* _PROBLEM STATEMENT_
Select all lines holding the word "note" from the entries that follow.

[Website and app data records]
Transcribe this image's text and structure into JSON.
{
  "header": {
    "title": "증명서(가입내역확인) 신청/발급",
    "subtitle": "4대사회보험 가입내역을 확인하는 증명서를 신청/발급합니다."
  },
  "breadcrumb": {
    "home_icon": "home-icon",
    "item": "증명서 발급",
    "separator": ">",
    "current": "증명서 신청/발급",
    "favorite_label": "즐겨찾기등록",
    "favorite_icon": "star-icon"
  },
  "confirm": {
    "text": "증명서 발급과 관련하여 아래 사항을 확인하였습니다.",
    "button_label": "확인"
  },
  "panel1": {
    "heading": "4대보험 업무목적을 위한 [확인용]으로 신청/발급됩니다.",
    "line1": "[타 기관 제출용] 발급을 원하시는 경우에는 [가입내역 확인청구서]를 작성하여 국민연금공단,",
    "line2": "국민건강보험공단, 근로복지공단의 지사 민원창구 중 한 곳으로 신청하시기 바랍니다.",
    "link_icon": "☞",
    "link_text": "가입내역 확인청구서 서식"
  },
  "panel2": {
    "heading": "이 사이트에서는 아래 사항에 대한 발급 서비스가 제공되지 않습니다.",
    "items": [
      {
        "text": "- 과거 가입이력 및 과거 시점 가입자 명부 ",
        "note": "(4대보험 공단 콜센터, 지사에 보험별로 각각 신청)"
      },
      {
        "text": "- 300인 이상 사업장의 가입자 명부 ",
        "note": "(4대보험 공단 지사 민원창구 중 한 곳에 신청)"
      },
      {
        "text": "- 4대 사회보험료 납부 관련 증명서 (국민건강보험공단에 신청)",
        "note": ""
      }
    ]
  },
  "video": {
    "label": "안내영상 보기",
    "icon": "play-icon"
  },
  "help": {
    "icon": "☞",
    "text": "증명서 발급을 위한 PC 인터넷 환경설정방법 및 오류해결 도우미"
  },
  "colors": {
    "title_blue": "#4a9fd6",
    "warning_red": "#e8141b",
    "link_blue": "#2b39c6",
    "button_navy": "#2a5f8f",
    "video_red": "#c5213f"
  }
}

* _COMPLETED EXERCISE_
        "note": "(4대보험 공단 콜센터, 지사에 보험별로 각각 신청)"
        "note": "(4대보험 공단 지사 민원창구 중 한 곳에 신청)"
        "note": ""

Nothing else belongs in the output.